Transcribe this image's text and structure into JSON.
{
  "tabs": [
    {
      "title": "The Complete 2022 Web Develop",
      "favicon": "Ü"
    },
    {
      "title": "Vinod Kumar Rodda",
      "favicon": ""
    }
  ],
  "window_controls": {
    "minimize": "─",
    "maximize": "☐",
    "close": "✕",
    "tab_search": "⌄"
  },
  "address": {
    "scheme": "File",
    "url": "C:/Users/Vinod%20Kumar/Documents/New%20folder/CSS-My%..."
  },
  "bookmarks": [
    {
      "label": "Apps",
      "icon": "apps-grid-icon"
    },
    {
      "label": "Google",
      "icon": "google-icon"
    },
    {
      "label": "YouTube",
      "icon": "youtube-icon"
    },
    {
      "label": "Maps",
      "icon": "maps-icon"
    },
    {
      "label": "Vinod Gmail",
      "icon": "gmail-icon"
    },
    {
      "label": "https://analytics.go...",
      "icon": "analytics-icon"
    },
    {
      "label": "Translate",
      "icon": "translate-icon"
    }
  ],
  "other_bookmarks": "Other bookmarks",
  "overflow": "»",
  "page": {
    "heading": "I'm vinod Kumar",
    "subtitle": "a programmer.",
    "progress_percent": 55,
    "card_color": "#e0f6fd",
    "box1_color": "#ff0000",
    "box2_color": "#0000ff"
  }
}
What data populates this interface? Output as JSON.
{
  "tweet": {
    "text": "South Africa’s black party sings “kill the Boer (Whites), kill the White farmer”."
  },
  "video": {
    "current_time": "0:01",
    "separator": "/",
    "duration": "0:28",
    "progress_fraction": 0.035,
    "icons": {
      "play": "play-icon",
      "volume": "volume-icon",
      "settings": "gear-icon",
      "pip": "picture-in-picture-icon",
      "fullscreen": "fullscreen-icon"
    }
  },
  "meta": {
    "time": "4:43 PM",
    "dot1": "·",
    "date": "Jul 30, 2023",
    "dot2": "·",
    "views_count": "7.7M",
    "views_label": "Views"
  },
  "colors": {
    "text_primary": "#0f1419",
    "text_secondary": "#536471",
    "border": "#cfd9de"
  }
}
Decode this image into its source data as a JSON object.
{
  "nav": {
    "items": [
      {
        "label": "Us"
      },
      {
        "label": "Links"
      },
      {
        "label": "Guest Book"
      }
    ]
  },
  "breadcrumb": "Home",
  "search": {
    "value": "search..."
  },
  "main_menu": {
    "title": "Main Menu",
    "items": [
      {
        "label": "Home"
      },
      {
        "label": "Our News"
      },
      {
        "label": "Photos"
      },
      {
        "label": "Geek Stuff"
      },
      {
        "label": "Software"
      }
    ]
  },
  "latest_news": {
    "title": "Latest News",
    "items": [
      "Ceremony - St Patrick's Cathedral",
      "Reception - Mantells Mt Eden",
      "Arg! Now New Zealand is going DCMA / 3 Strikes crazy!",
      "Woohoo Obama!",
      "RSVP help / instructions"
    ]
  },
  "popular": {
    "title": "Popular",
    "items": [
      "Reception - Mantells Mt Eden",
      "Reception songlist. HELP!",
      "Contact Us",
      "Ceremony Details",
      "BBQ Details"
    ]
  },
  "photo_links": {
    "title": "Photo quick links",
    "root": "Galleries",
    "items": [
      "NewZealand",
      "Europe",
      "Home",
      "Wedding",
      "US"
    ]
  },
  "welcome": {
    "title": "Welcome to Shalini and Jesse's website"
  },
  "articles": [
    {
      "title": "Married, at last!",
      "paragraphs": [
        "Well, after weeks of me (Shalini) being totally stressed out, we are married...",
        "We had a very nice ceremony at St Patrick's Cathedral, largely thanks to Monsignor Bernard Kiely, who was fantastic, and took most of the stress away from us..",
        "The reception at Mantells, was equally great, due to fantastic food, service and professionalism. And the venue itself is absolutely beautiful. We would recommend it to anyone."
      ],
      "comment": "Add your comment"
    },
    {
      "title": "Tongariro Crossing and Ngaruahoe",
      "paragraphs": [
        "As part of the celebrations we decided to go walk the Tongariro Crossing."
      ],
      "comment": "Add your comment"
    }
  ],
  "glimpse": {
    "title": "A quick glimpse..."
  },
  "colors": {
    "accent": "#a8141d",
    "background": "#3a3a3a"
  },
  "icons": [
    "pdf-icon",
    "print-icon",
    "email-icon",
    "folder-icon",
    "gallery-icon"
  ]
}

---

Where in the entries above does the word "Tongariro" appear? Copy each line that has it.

      "title": "Tongariro Crossing and Ngaruahoe",
        "As part of the celebrations we decided to go walk the Tongariro Crossing."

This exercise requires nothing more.